What is diabetes?
Diabetes affects nearly 24 million people and is the seventh leading cause of death in the United States. A diagnosis of diabetes means that your body is either not producing or not using insulin as effectively as it should. Insulin, a hormone secreted by the pancreas, is used to convert sugar (glucose) into the energy your body needs. When you have diabetes, sugars build up in your blood stream. If left untreated, these elevated sugars can damage your heart, blood vessels, kidneys, nerves, and eyes.
There are two primary forms of diabetes—type 1 and type 2. Five to 10 percent of people with diabetes have type 1, a form of the disease predominately found in children and young adults. Type 2, the most common form of diabetes, is usually diagnosed in adults, primarily in those older than age 55. However, because 80 percent of people with type 2 diabetes are overweight, as the rate of obesity has risen in children, so has the number of children who are diagnosed with type 2 diabetes.
Why have a diabetes test?
Of the 23.6 million people suffering from diabetes in the U.S., nearly 6 million are unaware they have the disease and another 57 million people have pre-diabetes. The disease can develop slowly and complications may be present by the time the diagnosis is made.
Most people first become aware of their diabetes through a routine blood test or a blood test done for another condition. Different tests detect diabetes, including a random sugar test (normally part of a routine blood test) or a fasting plasma glucose test. Because blood sugar is affected dramatically by diet, the fasting test is the preferred method for diagnosis.
Who should be screened for diabetes?
All adults should have a fasting glucose test at age 45. If diabetes is not detected, the test probably does not have to be repeated for three years.

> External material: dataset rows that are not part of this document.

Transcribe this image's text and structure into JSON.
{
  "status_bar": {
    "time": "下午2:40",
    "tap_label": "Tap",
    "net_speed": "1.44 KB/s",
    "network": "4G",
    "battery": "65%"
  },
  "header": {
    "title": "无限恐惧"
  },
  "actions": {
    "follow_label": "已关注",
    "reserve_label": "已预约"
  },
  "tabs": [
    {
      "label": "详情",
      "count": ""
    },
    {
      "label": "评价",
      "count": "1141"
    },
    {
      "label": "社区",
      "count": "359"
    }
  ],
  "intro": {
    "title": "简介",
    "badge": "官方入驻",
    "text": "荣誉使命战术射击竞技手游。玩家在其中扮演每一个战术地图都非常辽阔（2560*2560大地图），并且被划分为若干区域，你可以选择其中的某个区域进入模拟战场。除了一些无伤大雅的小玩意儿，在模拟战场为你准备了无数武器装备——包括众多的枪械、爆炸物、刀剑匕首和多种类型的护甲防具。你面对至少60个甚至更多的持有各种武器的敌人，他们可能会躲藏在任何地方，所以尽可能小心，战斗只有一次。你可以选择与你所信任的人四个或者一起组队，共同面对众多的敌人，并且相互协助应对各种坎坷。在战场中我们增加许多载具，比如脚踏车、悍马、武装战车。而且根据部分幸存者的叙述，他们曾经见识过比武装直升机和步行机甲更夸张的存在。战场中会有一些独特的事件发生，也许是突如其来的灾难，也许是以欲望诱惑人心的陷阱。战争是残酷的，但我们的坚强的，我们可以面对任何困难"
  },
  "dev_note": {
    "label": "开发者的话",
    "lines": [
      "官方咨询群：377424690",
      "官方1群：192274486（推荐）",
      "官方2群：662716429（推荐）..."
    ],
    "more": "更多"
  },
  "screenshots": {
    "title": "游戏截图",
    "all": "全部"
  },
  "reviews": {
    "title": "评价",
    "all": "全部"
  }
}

However, you should discuss with your physician the best screening schedule based on your risk factors. For example, your physician may wish to test you more frequently if you are overweight or have a family history of diabetes. In addition, African Americans, Native Americans, and Hispanic Americans are at a higher risk than Caucasians.
What are the symptoms of diabetes?

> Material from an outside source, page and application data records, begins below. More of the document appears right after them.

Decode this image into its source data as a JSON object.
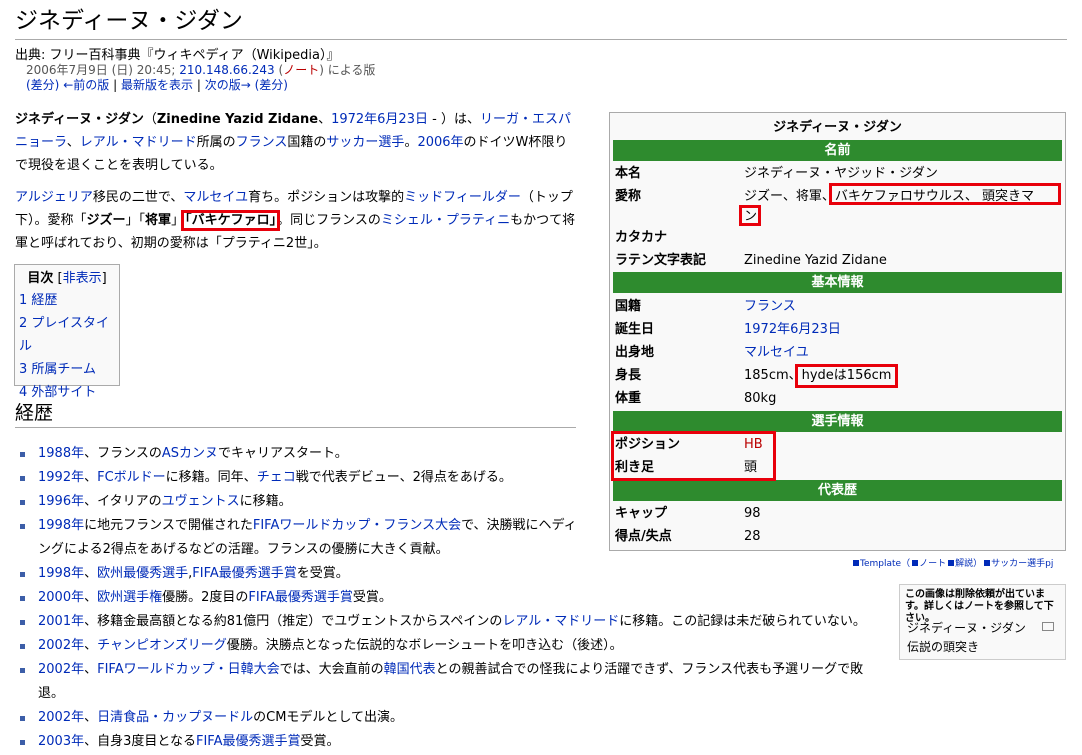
{
  "header": {
    "title": "ジネディーヌ・ジダン",
    "source": "出典: フリー百科事典『ウィキペディア（Wikipedia）』",
    "revision": {
      "date": "2006年7月9日 (日) 20:45;",
      "ip": "210.148.66.243",
      "note_open": "(",
      "note": "ノート",
      "note_close": ")",
      "by": "による版"
    },
    "nav": {
      "diff": "(差分)",
      "prev": "←前の版",
      "sep1": "|",
      "latest": "最新版を表示",
      "sep2": "|",
      "next": "次の版→",
      "diff2": "(差分)"
    }
  },
  "lead": {
    "p1_name": "ジネディーヌ・ジダン",
    "p1_a": "（",
    "p1_latin": "Zinedine Yazid Zidane",
    "p1_b": "、",
    "p1_date": "1972年6月23日",
    "p1_c": " - ）は、",
    "p1_league": "リーガ・エスパニョーラ",
    "p1_d": "、",
    "p1_club": "レアル・マドリード",
    "p1_e": "所属の",
    "p1_country": "フランス",
    "p1_f": "国籍の",
    "p1_player": "サッカー選手",
    "p1_g": "。",
    "p1_year": "2006年",
    "p1_h": "のドイツW杯限りで現役を退くことを表明している。",
    "p2_algeria": "アルジェリア",
    "p2_a": "移民の二世で、",
    "p2_marseille": "マルセイユ",
    "p2_b": "育ち。ポジションは攻撃的",
    "p2_mf": "ミッドフィールダー",
    "p2_c": "（トップ下）。愛称「",
    "p2_nick1": "ジズー",
    "p2_d": "」「",
    "p2_nick2": "将軍",
    "p2_e": "」",
    "p2_nick3": "「バキケファロ」",
    "p2_f": "。同じフランスの",
    "p2_platini": "ミシェル・プラティニ",
    "p2_g": "もかつて将軍と呼ばれており、初期の愛称は「プラティニ2世」。"
  },
  "toc": {
    "title": "目次",
    "toggle_open": "[",
    "toggle": "非表示",
    "toggle_close": "]",
    "items": [
      "1 経歴",
      "2 プレイスタイル",
      "3 所属チーム",
      "4 外部サイト"
    ]
  },
  "section": {
    "history": "経歴"
  },
  "history": [
    {
      "y": "1988年",
      "a": "、フランスの",
      "l": "ASカンヌ",
      "b": "でキャリアスタート。"
    },
    {
      "y": "1992年",
      "a": "、",
      "l": "FCボルドー",
      "b": "に移籍。同年、",
      "l2": "チェコ",
      "c": "戦で代表デビュー、2得点をあげる。"
    },
    {
      "y": "1996年",
      "a": "、イタリアの",
      "l": "ユヴェントス",
      "b": "に移籍。"
    },
    {
      "y": "1998年",
      "a": "に地元フランスで開催された",
      "l": "FIFAワールドカップ・フランス大会",
      "b": "で、決勝戦にヘディングによる2得点をあげるなどの活躍。フランスの優勝に大きく貢献。"
    },
    {
      "y": "1998年",
      "a": "、",
      "l": "欧州最優秀選手",
      "b": ",",
      "l2": "FIFA最優秀選手賞",
      "c": "を受賞。"
    },
    {
      "y": "2000年",
      "a": "、",
      "l": "欧州選手権",
      "b": "優勝。2度目の",
      "l2": "FIFA最優秀選手賞",
      "c": "受賞。"
    },
    {
      "y": "2001年",
      "a": "、移籍金最高額となる約81億円（推定）でユヴェントスからスペインの",
      "l": "レアル・マドリード",
      "b": "に移籍。この記録は未だ破られていない。"
    },
    {
      "y": "2002年",
      "a": "、",
      "l": "チャンピオンズリーグ",
      "b": "優勝。決勝点となった伝説的なボレーシュートを叩き込む（後述）。"
    },
    {
      "y": "2002年",
      "a": "、",
      "l": "FIFAワールドカップ・日韓大会",
      "b": "では、大会直前の",
      "l2": "韓国代表",
      "c": "との親善試合での怪我により活躍できず、フランス代表も予選リーグで敗退。"
    },
    {
      "y": "2002年",
      "a": "、",
      "l": "日清食品・カップヌードル",
      "b": "のCMモデルとして出演。"
    },
    {
      "y": "2003年",
      "a": "、自身3度目となる",
      "l": "FIFA最優秀選手賞",
      "b": "受賞。"
    }
  ],
  "infobox": {
    "caption": "ジネディーヌ・ジダン",
    "sec_name": "名前",
    "name_k": "本名",
    "name_v": "ジネディーヌ・ヤジッド・ジダン",
    "nick_k": "愛称",
    "nick_v": "ジズー、将軍、",
    "nick_v2": "バキケファロサウルス、 頭突きマ",
    "nick_v3": "ン",
    "kana_k": "カタカナ",
    "latin_k": "ラテン文字表記",
    "latin_v": "Zinedine Yazid Zidane",
    "sec_basic": "基本情報",
    "nat_k": "国籍",
    "nat_v": "フランス",
    "birth_k": "誕生日",
    "birth_v": "1972年6月23日",
    "origin_k": "出身地",
    "origin_v": "マルセイユ",
    "height_k": "身長",
    "height_v": "185cm、",
    "height_v2": "hydeは156cm",
    "weight_k": "体重",
    "weight_v": "80kg",
    "sec_player": "選手情報",
    "pos_k": "ポジション",
    "pos_v": "HB",
    "foot_k": "利き足",
    "foot_v": "頭",
    "sec_national": "代表歴",
    "caps_k": "キャップ",
    "caps_v": "98",
    "goals_k": "得点/失点",
    "goals_v": "28"
  },
  "template_note": {
    "a": "Template（",
    "b": "ノート",
    "c": "解説）",
    "d": "サッカー選手pj"
  },
  "deletion": {
    "warning": "この画像は削除依頼が出ています。詳しくはノートを参照して下さい。",
    "cap1": "ジネディーヌ・ジダン",
    "cap2": "伝説の頭突き"
  }
}
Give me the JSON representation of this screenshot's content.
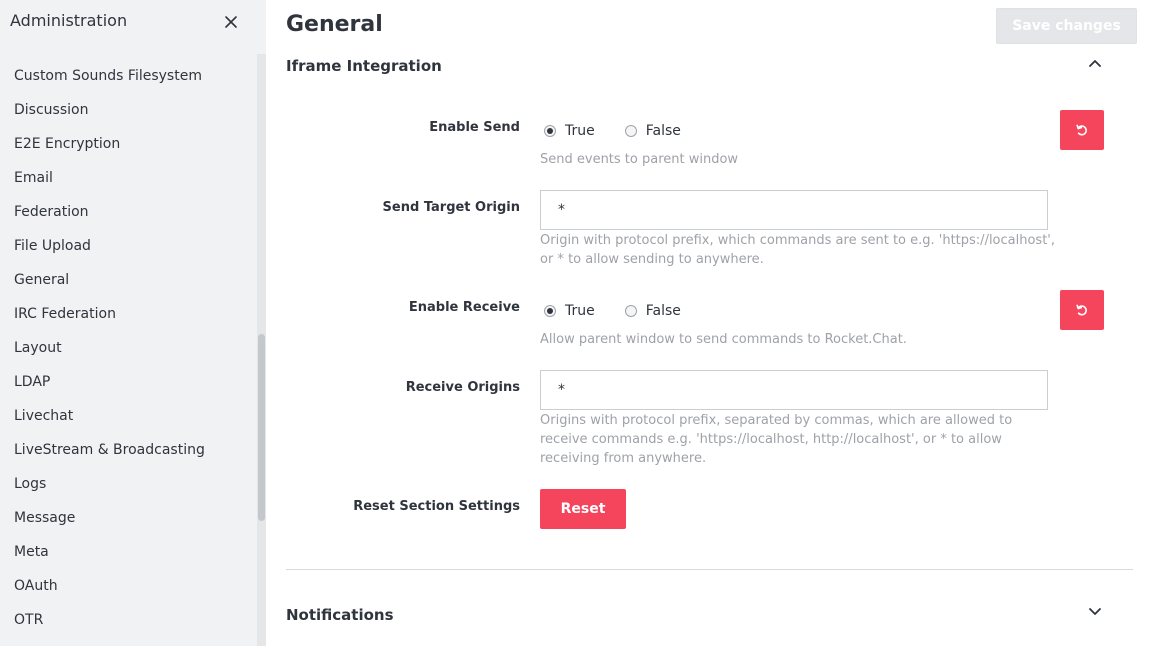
{
  "sidebar": {
    "title": "Administration",
    "items": [
      {
        "label": "Custom Sounds Filesystem"
      },
      {
        "label": "Discussion"
      },
      {
        "label": "E2E Encryption"
      },
      {
        "label": "Email"
      },
      {
        "label": "Federation"
      },
      {
        "label": "File Upload"
      },
      {
        "label": "General"
      },
      {
        "label": "IRC Federation"
      },
      {
        "label": "Layout"
      },
      {
        "label": "LDAP"
      },
      {
        "label": "Livechat"
      },
      {
        "label": "LiveStream & Broadcasting"
      },
      {
        "label": "Logs"
      },
      {
        "label": "Message"
      },
      {
        "label": "Meta"
      },
      {
        "label": "OAuth"
      },
      {
        "label": "OTR"
      }
    ]
  },
  "main": {
    "title": "General",
    "save_label": "Save changes",
    "sections": [
      {
        "title": "Iframe Integration",
        "expanded": true,
        "fields": {
          "enable_send": {
            "label": "Enable Send",
            "options": [
              "True",
              "False"
            ],
            "selected": "True",
            "hint": "Send events to parent window"
          },
          "send_target_origin": {
            "label": "Send Target Origin",
            "value": "*",
            "hint": "Origin with protocol prefix, which commands are sent to e.g. 'https://localhost', or * to allow sending to anywhere."
          },
          "enable_receive": {
            "label": "Enable Receive",
            "options": [
              "True",
              "False"
            ],
            "selected": "True",
            "hint": "Allow parent window to send commands to Rocket.Chat."
          },
          "receive_origins": {
            "label": "Receive Origins",
            "value": "*",
            "hint": "Origins with protocol prefix, separated by commas, which are allowed to receive commands e.g. 'https://localhost, http://localhost', or * to allow receiving from anywhere."
          },
          "reset_section": {
            "label": "Reset Section Settings",
            "button_label": "Reset"
          }
        }
      },
      {
        "title": "Notifications",
        "expanded": false
      }
    ]
  },
  "colors": {
    "accent_red": "#f5455c",
    "sidebar_bg": "#f1f2f4",
    "hint_text": "#9ea2a8",
    "save_disabled_bg": "#e4e6e9"
  },
  "icons": {
    "close": "close-icon",
    "collapse": "chevron-up-icon",
    "expand": "chevron-down-icon",
    "reset": "undo-icon"
  }
}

Most people with type 2 diabetes do not recognize the symptoms because the disease develops slowly. When you have too much blood sugar or glucose in your body, it can draw water from the body’s tissues. Hence, many of the symptoms of diabetes are a direct result of your body’s reaction to this dehydration.

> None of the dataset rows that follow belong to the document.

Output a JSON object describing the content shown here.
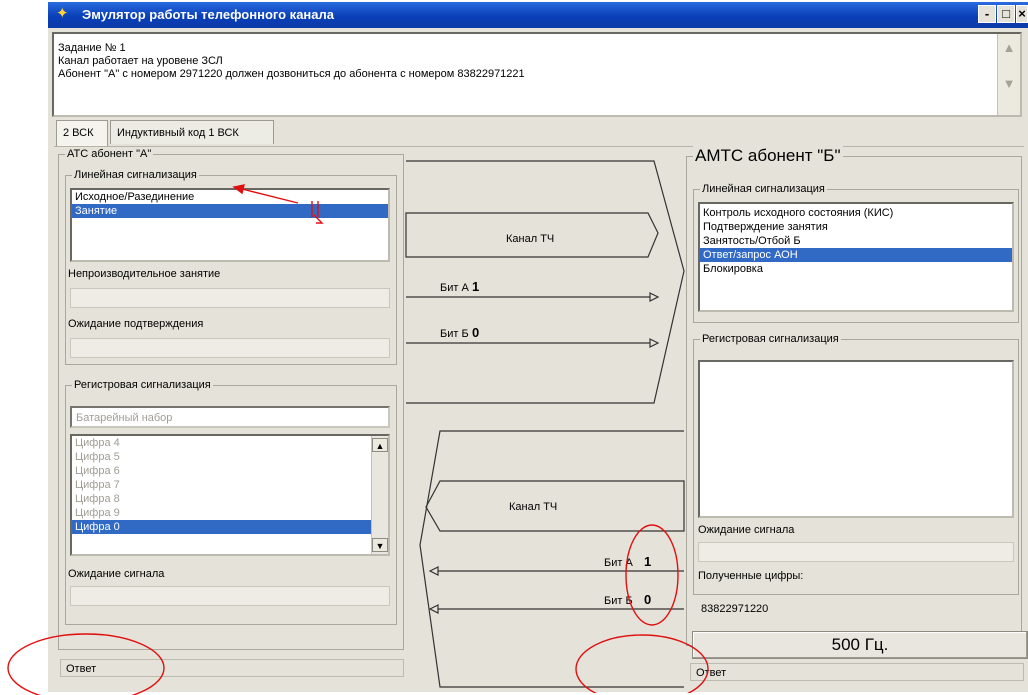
{
  "window": {
    "title": "Эмулятор работы телефонного канала",
    "buttons": [
      "-",
      "□",
      "×"
    ]
  },
  "task": {
    "lines": [
      "Задание № 1",
      "Канал работает на уровене ЗСЛ",
      "Абонент \"А\" с номером 2971220 должен дозвониться до абонента с номером 83822971221"
    ]
  },
  "tabs": [
    {
      "label": "2 ВСК",
      "active": true
    },
    {
      "label": "Индуктивный код 1 ВСК",
      "active": false
    }
  ],
  "left": {
    "group_title": "АТС абонент \"А\"",
    "line_group_title": "Линейная сигнализация",
    "line_items": [
      {
        "text": "Исходное/Разединение",
        "selected": false
      },
      {
        "text": "Занятие",
        "selected": true
      }
    ],
    "unproductive_label": "Непроизводительное занятие",
    "confirm_label": "Ожидание подтверждения",
    "reg_group_title": "Регистровая сигнализация",
    "dial_field": "Батарейный набор",
    "digits": [
      {
        "text": "Цифра 4",
        "selected": false
      },
      {
        "text": "Цифра 5",
        "selected": false
      },
      {
        "text": "Цифра 6",
        "selected": false
      },
      {
        "text": "Цифра 7",
        "selected": false
      },
      {
        "text": "Цифра 8",
        "selected": false
      },
      {
        "text": "Цифра 9",
        "selected": false
      },
      {
        "text": "Цифра 0",
        "selected": true
      }
    ],
    "wait_signal_label": "Ожидание сигнала",
    "status": "Ответ"
  },
  "center": {
    "forward": {
      "channel": "Канал ТЧ",
      "bit_a_label": "Бит А",
      "bit_a": "1",
      "bit_b_label": "Бит Б",
      "bit_b": "0"
    },
    "backward": {
      "channel": "Канал ТЧ",
      "bit_a_label": "Бит А",
      "bit_a": "1",
      "bit_b_label": "Бит Б",
      "bit_b": "0"
    }
  },
  "right": {
    "group_title": "АМТС абонент \"Б\"",
    "line_group_title": "Линейная сигнализация",
    "line_items": [
      {
        "text": "Контроль исходного состояния (КИС)",
        "selected": false
      },
      {
        "text": "Подтверждение занятия",
        "selected": false
      },
      {
        "text": "Занятость/Отбой Б",
        "selected": false
      },
      {
        "text": "Ответ/запрос АОН",
        "selected": true
      },
      {
        "text": "Блокировка",
        "selected": false
      }
    ],
    "reg_group_title": "Регистровая сигнализация",
    "wait_signal_label": "Ожидание сигнала",
    "received_label": "Полученные цифры:",
    "received_value": "83822971220",
    "tone_button": "500 Гц.",
    "status": "Ответ"
  },
  "colors": {
    "title_bar": "#0a3fb8",
    "selection": "#316ac5",
    "window_bg": "#e4e2d9",
    "annotation": "#e01010"
  }
}
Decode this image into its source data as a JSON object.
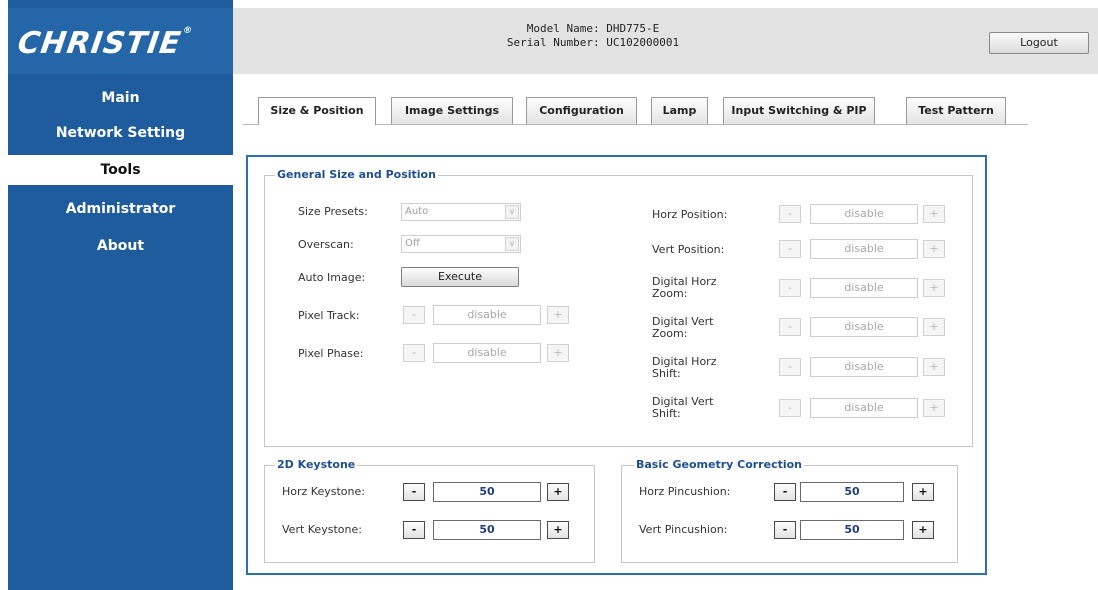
{
  "brand": {
    "logo_text": "CHRISTIE",
    "logo_mark": "®"
  },
  "sidebar": {
    "items": [
      {
        "label": "Main",
        "active": false
      },
      {
        "label": "Network Setting",
        "active": false
      },
      {
        "label": "Tools",
        "active": true
      },
      {
        "label": "Administrator",
        "active": false
      },
      {
        "label": "About",
        "active": false
      }
    ]
  },
  "header": {
    "model_line": "Model Name: DHD775-E",
    "serial_line": "Serial Number: UC102000001",
    "logout_label": "Logout"
  },
  "tabs": [
    {
      "label": "Size & Position",
      "active": true
    },
    {
      "label": "Image Settings",
      "active": false
    },
    {
      "label": "Configuration",
      "active": false
    },
    {
      "label": "Lamp",
      "active": false
    },
    {
      "label": "Input Switching & PIP",
      "active": false
    },
    {
      "label": "Test Pattern",
      "active": false
    }
  ],
  "general": {
    "legend": "General Size and Position",
    "size_presets": {
      "label": "Size Presets:",
      "value": "Auto"
    },
    "overscan": {
      "label": "Overscan:",
      "value": "Off"
    },
    "auto_image": {
      "label": "Auto Image:",
      "button": "Execute"
    },
    "pixel_track": {
      "label": "Pixel Track:",
      "value": "disable"
    },
    "pixel_phase": {
      "label": "Pixel Phase:",
      "value": "disable"
    },
    "horz_position": {
      "label": "Horz Position:",
      "value": "disable"
    },
    "vert_position": {
      "label": "Vert Position:",
      "value": "disable"
    },
    "digital_horz_zoom": {
      "label_line1": "Digital Horz",
      "label_line2": "Zoom:",
      "value": "disable"
    },
    "digital_vert_zoom": {
      "label_line1": "Digital Vert",
      "label_line2": "Zoom:",
      "value": "disable"
    },
    "digital_horz_shift": {
      "label_line1": "Digital Horz",
      "label_line2": "Shift:",
      "value": "disable"
    },
    "digital_vert_shift": {
      "label_line1": "Digital Vert",
      "label_line2": "Shift:",
      "value": "disable"
    }
  },
  "keystone": {
    "legend": "2D Keystone",
    "horz": {
      "label": "Horz Keystone:",
      "value": "50"
    },
    "vert": {
      "label": "Vert Keystone:",
      "value": "50"
    }
  },
  "geometry": {
    "legend": "Basic Geometry Correction",
    "horz": {
      "label": "Horz Pincushion:",
      "value": "50"
    },
    "vert": {
      "label": "Vert Pincushion:",
      "value": "50"
    }
  },
  "stepper": {
    "minus": "-",
    "plus": "+"
  },
  "select_arrow": "∨",
  "colors": {
    "sidebar": "#1e5c9e",
    "accent": "#2d6fb2",
    "legend": "#1f4f8f"
  }
}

- Excessive thirst
- Extreme hunger
- Unexplained weight loss or gain. As your body tries to compensate for the loss of fluids and sugar, you may have the urge to eat more and gain weight. Alternatively, because your muscles are not receiving the glucose they need, you may lose weight as your body burns stored calories to create energy.
- Blurred vision
- Extreme fatigue and irritability
- Tingling or numbness in the hands and feet caused by nerve damage
- Very dry skin
- Cuts and bruises that are slow to heal.